> _How to complete this task_
The expected reply is all of the data, returned exactly.

(Website and app data records)
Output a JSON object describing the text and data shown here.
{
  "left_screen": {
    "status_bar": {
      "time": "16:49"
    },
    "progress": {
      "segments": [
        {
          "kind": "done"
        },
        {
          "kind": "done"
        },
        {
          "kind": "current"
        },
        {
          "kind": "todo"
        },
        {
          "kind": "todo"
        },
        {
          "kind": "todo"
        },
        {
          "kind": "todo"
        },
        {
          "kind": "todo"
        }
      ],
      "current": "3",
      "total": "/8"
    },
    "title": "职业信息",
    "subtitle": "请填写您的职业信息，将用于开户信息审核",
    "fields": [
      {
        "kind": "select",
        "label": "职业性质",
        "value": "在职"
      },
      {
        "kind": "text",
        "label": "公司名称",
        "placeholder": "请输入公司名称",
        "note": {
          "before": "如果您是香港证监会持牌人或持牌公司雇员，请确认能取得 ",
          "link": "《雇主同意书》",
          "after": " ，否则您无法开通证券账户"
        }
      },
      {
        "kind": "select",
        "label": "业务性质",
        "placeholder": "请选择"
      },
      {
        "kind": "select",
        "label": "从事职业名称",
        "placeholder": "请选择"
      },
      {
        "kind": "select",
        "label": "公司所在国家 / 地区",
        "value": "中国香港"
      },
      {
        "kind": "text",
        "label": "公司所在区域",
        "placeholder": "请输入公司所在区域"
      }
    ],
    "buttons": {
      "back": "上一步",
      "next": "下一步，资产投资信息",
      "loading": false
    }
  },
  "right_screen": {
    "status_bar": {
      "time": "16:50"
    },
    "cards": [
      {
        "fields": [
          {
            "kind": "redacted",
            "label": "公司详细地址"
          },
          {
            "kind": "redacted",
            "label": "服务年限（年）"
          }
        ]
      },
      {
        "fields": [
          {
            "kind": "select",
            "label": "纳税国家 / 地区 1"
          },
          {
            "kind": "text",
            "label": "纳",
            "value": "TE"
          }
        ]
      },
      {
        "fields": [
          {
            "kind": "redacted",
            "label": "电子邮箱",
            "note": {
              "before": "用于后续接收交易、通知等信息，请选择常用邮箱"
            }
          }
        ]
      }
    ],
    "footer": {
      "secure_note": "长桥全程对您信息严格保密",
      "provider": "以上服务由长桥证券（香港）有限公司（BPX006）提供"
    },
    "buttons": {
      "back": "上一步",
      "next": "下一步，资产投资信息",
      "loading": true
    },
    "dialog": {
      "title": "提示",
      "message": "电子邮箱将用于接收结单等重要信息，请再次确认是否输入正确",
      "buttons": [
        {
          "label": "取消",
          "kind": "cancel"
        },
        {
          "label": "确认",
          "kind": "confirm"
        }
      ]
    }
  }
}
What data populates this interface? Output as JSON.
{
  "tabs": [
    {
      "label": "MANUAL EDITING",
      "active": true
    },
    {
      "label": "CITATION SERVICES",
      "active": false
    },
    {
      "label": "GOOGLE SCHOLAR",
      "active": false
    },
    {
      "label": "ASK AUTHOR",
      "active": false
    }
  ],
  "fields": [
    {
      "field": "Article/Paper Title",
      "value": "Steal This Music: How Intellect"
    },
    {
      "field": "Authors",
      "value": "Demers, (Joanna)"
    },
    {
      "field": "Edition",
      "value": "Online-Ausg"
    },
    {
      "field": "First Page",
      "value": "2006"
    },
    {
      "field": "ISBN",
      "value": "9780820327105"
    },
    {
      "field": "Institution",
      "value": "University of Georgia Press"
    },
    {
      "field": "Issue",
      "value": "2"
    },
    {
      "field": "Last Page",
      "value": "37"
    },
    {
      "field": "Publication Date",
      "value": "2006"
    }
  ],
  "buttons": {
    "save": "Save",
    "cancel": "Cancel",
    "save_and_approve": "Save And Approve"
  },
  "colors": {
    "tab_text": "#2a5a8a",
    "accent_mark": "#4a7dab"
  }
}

> _Finished task_
Output a JSON object describing the text and data shown here.
{
  "left_screen": {
    "status_bar": {
      "time": "16:49"
    },
    "progress": {
      "segments": [
        {
          "kind": "done"
        },
        {
          "kind": "done"
        },
        {
          "kind": "current"
        },
        {
          "kind": "todo"
        },
        {
          "kind": "todo"
        },
        {
          "kind": "todo"
        },
        {
          "kind": "todo"
        },
        {
          "kind": "todo"
        }
      ],
      "current": "3",
      "total": "/8"
    },
    "title": "职业信息",
    "subtitle": "请填写您的职业信息，将用于开户信息审核",
    "fields": [
      {
        "kind": "select",
        "label": "职业性质",
        "value": "在职"
      },
      {
        "kind": "text",
        "label": "公司名称",
        "placeholder": "请输入公司名称",
        "note": {
          "before": "如果您是香港证监会持牌人或持牌公司雇员，请确认能取得 ",
          "link": "《雇主同意书》",
          "after": " ，否则您无法开通证券账户"
        }
      },
      {
        "kind": "select",
        "label": "业务性质",
        "placeholder": "请选择"
      },
      {
        "kind": "select",
        "label": "从事职业名称",
        "placeholder": "请选择"
      },
      {
        "kind": "select",
        "label": "公司所在国家 / 地区",
        "value": "中国香港"
      },
      {
        "kind": "text",
        "label": "公司所在区域",
        "placeholder": "请输入公司所在区域"
      }
    ],
    "buttons": {
      "back": "上一步",
      "next": "下一步，资产投资信息",
      "loading": false
    }
  },
  "right_screen": {
    "status_bar": {
      "time": "16:50"
    },
    "cards": [
      {
        "fields": [
          {
            "kind": "redacted",
            "label": "公司详细地址"
          },
          {
            "kind": "redacted",
            "label": "服务年限（年）"
          }
        ]
      },
      {
        "fields": [
          {
            "kind": "select",
            "label": "纳税国家 / 地区 1"
          },
          {
            "kind": "text",
            "label": "纳",
            "value": "TE"
          }
        ]
      },
      {
        "fields": [
          {
            "kind": "redacted",
            "label": "电子邮箱",
            "note": {
              "before": "用于后续接收交易、通知等信息，请选择常用邮箱"
            }
          }
        ]
      }
    ],
    "footer": {
      "secure_note": "长桥全程对您信息严格保密",
      "provider": "以上服务由长桥证券（香港）有限公司（BPX006）提供"
    },
    "buttons": {
      "back": "上一步",
      "next": "下一步，资产投资信息",
      "loading": true
    },
    "dialog": {
      "title": "提示",
      "message": "电子邮箱将用于接收结单等重要信息，请再次确认是否输入正确",
      "buttons": [
        {
          "label": "取消",
          "kind": "cancel"
        },
        {
          "label": "确认",
          "kind": "confirm"
        }
      ]
    }
  }
}
What data populates this interface? Output as JSON.
{
  "tabs": [
    {
      "label": "MANUAL EDITING",
      "active": true
    },
    {
      "label": "CITATION SERVICES",
      "active": false
    },
    {
      "label": "GOOGLE SCHOLAR",
      "active": false
    },
    {
      "label": "ASK AUTHOR",
      "active": false
    }
  ],
  "fields": [
    {
      "field": "Article/Paper Title",
      "value": "Steal This Music: How Intellect"
    },
    {
      "field": "Authors",
      "value": "Demers, (Joanna)"
    },
    {
      "field": "Edition",
      "value": "Online-Ausg"
    },
    {
      "field": "First Page",
      "value": "2006"
    },
    {
      "field": "ISBN",
      "value": "9780820327105"
    },
    {
      "field": "Institution",
      "value": "University of Georgia Press"
    },
    {
      "field": "Issue",
      "value": "2"
    },
    {
      "field": "Last Page",
      "value": "37"
    },
    {
      "field": "Publication Date",
      "value": "2006"
    }
  ],
  "buttons": {
    "save": "Save",
    "cancel": "Cancel",
    "save_and_approve": "Save And Approve"
  },
  "colors": {
    "tab_text": "#2a5a8a",
    "accent_mark": "#4a7dab"
  }
}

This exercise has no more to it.